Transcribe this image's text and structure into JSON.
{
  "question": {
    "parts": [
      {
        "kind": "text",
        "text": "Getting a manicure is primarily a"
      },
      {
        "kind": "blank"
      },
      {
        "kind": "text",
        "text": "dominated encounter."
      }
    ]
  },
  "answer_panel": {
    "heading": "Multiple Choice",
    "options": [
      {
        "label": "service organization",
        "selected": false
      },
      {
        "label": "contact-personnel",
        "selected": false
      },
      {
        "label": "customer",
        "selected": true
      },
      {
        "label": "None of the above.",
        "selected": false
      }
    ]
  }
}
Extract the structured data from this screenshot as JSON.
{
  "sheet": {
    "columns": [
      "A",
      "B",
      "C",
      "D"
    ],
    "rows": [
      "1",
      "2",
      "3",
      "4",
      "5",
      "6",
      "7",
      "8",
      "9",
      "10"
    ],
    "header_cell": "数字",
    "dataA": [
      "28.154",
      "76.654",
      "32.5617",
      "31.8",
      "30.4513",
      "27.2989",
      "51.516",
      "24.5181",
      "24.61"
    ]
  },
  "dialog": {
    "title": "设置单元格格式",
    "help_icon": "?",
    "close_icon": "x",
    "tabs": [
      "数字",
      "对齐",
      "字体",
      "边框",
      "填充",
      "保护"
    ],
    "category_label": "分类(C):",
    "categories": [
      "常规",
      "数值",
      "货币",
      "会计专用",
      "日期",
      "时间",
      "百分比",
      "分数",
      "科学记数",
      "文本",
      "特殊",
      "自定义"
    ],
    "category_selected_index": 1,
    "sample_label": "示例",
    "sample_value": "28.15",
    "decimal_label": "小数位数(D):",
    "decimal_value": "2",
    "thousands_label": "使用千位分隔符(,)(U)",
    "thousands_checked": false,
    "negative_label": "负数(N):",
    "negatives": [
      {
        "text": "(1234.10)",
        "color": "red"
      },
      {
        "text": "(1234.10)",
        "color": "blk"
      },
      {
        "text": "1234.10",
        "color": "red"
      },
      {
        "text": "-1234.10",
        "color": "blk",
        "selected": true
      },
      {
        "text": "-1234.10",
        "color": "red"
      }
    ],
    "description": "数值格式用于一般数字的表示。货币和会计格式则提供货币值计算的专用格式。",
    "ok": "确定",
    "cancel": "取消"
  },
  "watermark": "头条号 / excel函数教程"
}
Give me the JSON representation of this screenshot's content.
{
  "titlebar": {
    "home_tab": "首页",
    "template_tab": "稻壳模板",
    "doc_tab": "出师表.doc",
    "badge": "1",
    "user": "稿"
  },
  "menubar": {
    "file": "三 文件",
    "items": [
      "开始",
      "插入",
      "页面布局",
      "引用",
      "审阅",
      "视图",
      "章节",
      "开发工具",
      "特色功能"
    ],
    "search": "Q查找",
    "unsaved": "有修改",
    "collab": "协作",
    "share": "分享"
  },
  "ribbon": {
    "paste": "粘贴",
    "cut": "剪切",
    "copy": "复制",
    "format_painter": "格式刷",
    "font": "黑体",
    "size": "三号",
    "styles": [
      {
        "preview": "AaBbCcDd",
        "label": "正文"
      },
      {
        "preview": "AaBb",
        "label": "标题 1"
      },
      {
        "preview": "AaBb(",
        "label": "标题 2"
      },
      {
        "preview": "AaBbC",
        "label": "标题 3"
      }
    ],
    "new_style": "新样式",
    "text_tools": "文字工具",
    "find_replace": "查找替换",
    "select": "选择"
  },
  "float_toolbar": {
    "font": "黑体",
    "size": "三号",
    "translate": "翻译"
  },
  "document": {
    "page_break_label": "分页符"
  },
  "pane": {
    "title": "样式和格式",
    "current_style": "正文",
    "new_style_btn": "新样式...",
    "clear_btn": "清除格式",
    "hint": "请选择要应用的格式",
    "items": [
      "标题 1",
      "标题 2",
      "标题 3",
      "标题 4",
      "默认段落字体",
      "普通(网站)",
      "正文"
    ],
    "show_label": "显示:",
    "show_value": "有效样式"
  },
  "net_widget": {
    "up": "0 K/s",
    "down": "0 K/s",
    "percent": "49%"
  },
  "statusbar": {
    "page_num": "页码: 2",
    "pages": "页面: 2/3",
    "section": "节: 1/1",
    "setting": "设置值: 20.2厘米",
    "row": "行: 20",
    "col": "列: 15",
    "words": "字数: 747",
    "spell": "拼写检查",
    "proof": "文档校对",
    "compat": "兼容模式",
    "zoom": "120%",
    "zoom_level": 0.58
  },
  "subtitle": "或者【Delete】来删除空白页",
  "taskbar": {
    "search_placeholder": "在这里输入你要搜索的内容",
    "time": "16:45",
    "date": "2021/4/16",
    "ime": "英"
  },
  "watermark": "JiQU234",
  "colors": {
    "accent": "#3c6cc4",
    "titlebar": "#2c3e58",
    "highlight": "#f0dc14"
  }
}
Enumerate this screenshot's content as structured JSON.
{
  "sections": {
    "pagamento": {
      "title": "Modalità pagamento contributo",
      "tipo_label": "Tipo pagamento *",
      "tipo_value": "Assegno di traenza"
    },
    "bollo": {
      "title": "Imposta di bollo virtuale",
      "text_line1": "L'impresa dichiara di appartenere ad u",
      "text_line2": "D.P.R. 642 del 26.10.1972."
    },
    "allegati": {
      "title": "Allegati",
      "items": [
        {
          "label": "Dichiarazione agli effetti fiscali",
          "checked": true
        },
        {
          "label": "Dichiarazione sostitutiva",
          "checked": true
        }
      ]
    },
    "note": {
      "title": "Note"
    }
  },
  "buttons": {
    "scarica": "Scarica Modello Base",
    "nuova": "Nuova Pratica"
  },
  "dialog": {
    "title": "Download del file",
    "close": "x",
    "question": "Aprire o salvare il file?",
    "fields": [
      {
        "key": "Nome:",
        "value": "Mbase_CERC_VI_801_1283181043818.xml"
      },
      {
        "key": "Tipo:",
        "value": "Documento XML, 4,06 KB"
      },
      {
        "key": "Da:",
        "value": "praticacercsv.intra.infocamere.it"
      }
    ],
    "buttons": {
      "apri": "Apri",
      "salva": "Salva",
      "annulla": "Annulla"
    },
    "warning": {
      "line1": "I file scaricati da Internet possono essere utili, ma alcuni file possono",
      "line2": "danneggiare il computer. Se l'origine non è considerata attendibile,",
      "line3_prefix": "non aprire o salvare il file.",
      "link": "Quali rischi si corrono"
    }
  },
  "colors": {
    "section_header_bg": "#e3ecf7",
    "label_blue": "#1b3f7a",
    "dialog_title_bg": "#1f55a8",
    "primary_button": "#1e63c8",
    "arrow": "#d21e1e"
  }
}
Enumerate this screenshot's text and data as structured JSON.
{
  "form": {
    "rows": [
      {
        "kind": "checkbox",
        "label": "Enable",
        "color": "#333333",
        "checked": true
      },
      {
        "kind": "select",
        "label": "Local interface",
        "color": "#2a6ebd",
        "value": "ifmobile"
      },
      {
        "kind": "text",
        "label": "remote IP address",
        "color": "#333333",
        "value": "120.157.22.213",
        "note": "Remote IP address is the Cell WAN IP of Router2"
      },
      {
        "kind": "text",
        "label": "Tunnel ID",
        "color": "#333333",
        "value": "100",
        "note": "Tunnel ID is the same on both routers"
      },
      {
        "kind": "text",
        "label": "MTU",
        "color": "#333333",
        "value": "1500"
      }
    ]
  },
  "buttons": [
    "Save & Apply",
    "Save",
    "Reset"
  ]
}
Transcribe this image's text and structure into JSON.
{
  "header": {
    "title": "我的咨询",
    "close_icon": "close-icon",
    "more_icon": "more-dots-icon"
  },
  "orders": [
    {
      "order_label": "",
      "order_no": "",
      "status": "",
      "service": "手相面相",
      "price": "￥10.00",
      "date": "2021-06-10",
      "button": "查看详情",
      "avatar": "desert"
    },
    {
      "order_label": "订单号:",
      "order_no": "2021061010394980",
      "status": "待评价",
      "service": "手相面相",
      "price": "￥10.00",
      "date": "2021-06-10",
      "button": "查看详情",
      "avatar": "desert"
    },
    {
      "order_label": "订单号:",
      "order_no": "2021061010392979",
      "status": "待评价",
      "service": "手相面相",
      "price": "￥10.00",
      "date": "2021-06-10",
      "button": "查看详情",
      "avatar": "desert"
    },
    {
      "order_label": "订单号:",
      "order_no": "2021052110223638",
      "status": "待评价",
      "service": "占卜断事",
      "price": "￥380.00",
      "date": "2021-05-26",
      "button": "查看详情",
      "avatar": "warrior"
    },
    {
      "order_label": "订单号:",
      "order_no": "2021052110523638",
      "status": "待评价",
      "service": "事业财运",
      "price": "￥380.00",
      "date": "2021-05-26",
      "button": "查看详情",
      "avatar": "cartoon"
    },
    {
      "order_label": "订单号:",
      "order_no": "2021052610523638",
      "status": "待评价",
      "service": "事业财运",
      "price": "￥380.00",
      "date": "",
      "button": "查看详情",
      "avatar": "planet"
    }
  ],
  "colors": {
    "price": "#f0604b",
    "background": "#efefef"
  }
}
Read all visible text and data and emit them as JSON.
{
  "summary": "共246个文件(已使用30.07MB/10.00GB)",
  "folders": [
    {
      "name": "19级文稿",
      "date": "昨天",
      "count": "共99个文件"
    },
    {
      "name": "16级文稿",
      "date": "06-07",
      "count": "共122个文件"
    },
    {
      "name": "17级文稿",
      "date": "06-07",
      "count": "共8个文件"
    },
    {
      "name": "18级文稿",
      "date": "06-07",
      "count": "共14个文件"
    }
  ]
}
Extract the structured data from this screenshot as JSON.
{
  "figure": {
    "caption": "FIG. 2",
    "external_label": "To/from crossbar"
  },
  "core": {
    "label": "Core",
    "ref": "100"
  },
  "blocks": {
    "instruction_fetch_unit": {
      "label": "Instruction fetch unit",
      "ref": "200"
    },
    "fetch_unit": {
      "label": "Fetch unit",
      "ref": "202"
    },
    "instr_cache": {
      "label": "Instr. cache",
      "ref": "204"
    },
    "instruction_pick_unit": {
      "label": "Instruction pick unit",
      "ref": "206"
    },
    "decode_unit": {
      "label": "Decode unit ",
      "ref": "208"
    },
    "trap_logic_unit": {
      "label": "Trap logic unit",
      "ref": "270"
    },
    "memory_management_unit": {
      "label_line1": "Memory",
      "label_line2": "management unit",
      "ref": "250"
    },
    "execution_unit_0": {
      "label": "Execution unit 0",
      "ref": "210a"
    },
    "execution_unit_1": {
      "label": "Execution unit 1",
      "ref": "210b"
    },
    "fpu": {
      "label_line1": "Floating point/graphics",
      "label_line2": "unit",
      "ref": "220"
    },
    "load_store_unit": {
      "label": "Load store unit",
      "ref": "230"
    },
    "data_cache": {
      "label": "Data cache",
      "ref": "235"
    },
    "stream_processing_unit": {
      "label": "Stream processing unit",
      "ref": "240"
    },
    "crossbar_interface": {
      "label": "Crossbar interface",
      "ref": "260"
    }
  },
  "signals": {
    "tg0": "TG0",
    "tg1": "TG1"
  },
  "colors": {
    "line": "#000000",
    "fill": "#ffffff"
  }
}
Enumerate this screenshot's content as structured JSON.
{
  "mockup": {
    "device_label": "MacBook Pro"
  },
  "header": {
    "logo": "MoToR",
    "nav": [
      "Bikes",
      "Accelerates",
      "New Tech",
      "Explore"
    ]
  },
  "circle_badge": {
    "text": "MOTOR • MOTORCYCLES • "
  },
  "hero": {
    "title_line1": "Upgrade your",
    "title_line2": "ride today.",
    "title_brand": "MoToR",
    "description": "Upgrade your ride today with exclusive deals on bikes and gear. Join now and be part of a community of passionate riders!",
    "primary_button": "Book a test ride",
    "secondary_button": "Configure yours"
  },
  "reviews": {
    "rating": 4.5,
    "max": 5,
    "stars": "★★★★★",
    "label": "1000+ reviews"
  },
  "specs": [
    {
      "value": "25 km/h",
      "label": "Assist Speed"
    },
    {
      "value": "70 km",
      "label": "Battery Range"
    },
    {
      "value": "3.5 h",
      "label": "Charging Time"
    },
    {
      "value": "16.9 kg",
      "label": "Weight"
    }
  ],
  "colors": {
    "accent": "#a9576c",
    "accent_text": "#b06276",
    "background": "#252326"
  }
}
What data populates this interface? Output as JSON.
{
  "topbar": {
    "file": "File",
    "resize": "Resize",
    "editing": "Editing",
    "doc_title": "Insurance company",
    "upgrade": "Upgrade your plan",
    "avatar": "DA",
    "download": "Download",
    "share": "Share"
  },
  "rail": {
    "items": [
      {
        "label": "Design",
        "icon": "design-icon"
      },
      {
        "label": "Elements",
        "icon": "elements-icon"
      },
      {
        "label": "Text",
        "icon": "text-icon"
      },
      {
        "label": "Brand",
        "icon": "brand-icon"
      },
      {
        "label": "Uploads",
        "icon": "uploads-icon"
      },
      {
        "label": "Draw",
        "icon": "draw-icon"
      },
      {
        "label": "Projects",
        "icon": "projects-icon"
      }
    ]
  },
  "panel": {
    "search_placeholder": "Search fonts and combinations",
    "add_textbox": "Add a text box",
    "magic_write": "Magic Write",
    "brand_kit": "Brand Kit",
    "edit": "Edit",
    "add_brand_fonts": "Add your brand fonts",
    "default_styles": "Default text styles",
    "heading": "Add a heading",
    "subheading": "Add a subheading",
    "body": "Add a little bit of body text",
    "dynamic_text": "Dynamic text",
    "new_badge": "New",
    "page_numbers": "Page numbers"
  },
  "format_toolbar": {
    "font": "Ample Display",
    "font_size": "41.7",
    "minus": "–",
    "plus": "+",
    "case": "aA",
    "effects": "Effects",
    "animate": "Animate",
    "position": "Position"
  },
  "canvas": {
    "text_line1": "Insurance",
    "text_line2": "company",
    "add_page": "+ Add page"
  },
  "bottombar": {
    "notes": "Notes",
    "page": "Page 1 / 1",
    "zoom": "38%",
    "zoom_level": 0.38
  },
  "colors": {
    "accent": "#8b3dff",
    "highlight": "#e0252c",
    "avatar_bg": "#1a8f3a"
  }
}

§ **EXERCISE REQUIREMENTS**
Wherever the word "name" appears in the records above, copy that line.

§ **TASK OUTPUT**
      "name": "19级文稿",
      "name": "16级文稿",
      "name": "17级文稿",
      "name": "18级文稿",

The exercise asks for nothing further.